Diet-driven microbial ecology underpins associations between cancer immunotherapy outcomes and the gut microbiome.
Simpson RC, Shanahan ER, Batten M, Reijers ILM, Read M, Silva IP, Versluis JM, Ribero R, Angelatos AS, Tan J, Adhikari C, Menzies AM, Saw RPM, Gonzalez M, Shannon KF, Spillane AJ, Velickovic R, Lazar AJ, Damania AV, Mishra AK, Chelvanambi M, Banerjee A, Ajami NJ, Wargo JA, Macia L, Holmes AJ, Wilmott JS, Blank CU, Scolyer RA, Long GV.Nat Med 2022 Sep 22. doi: 10.1038/s41591-022-01965-2. Epub ahead of print.

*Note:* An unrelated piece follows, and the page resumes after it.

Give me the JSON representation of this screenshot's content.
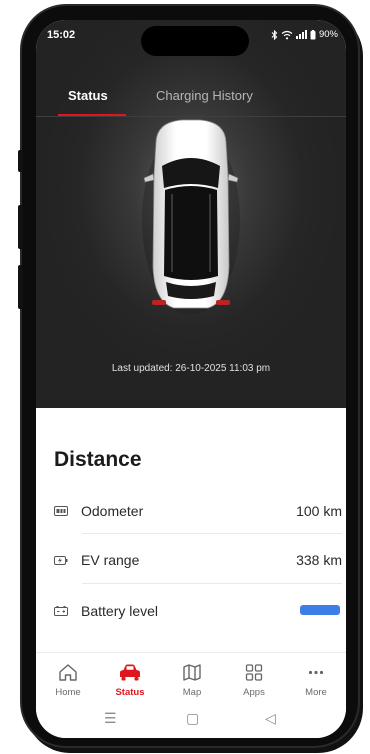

The gut microbiota shapes the response to immune checkpoint inhibitors (ICIs) in cancer, however dietary and geographic influences have not been well-studied in prospective trials. To address this, we prospectively profiled baseline gut (fecal) microbiota signatures and dietary patterns of 103 trial patients from Australia and the Netherlands treated with neoadjuvant ICIs for high risk resectable metastatic melanoma and performed an integrated analysis with data from 115 patients with melanoma treated with ICIs in the United States. We observed geographically distinct microbial signatures of response and immune-related adverse events (irAEs). Overall, response rates were higher in Ruminococcaceae-dominated microbiomes than in Bacteroidaceae-dominated microbiomes. Poor response was associated with lower fiber and omega 3 fatty acid consumption and elevated levels of C-reactive protein in the peripheral circulation at baseline. Together, these data provide insight into the relevance of native gut microbiota signatures, dietary intake and systemic inflammation in shaping the response to and toxicity from ICIs, prompting the need for further studies in this area.